━━ WORKING DATA ━━

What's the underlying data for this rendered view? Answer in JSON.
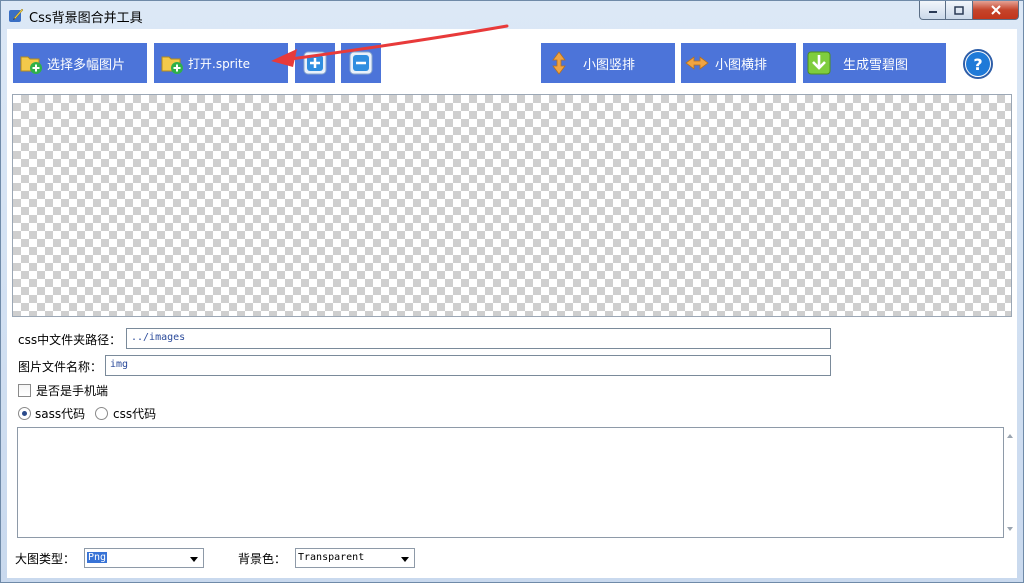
{
  "window": {
    "title": "Css背景图合并工具"
  },
  "toolbar": {
    "select_images": "选择多幅图片",
    "open_sprite": "打开.sprite",
    "vertical": "小图竖排",
    "horizontal": "小图横排",
    "generate": "生成雪碧图"
  },
  "form": {
    "folder_label": "css中文件夹路径：",
    "folder_value": "../images",
    "filename_label": "图片文件名称：",
    "filename_value": "img",
    "mobile_label": "是否是手机端",
    "sass_label": "sass代码",
    "css_label": "css代码",
    "type_label": "大图类型：",
    "type_value": "Png",
    "bg_label": "背景色：",
    "bg_value": "Transparent"
  },
  "colors": {
    "button": "#4c74d9",
    "arrow": "#e83a3a"
  },
  "icons": [
    "app-icon",
    "folder-add-icon",
    "plus-icon",
    "minus-icon",
    "vertical-arrows-icon",
    "horizontal-arrows-icon",
    "download-icon",
    "help-icon"
  ]
}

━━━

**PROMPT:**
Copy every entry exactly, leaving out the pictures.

**ANSWER BELOW:**
What's the underlying data for this rendered view? Answer in JSON.
{
  "window": {
    "title": "Css背景图合并工具"
  },
  "toolbar": {
    "select_images": "选择多幅图片",
    "open_sprite": "打开.sprite",
    "vertical": "小图竖排",
    "horizontal": "小图横排",
    "generate": "生成雪碧图"
  },
  "form": {
    "folder_label": "css中文件夹路径：",
    "folder_value": "../images",
    "filename_label": "图片文件名称：",
    "filename_value": "img",
    "mobile_label": "是否是手机端",
    "sass_label": "sass代码",
    "css_label": "css代码",
    "type_label": "大图类型：",
    "type_value": "Png",
    "bg_label": "背景色：",
    "bg_value": "Transparent"
  },
  "colors": {
    "button": "#4c74d9",
    "arrow": "#e83a3a"
  },
  "icons": [
    "app-icon",
    "folder-add-icon",
    "plus-icon",
    "minus-icon",
    "vertical-arrows-icon",
    "horizontal-arrows-icon",
    "download-icon",
    "help-icon"
  ]
}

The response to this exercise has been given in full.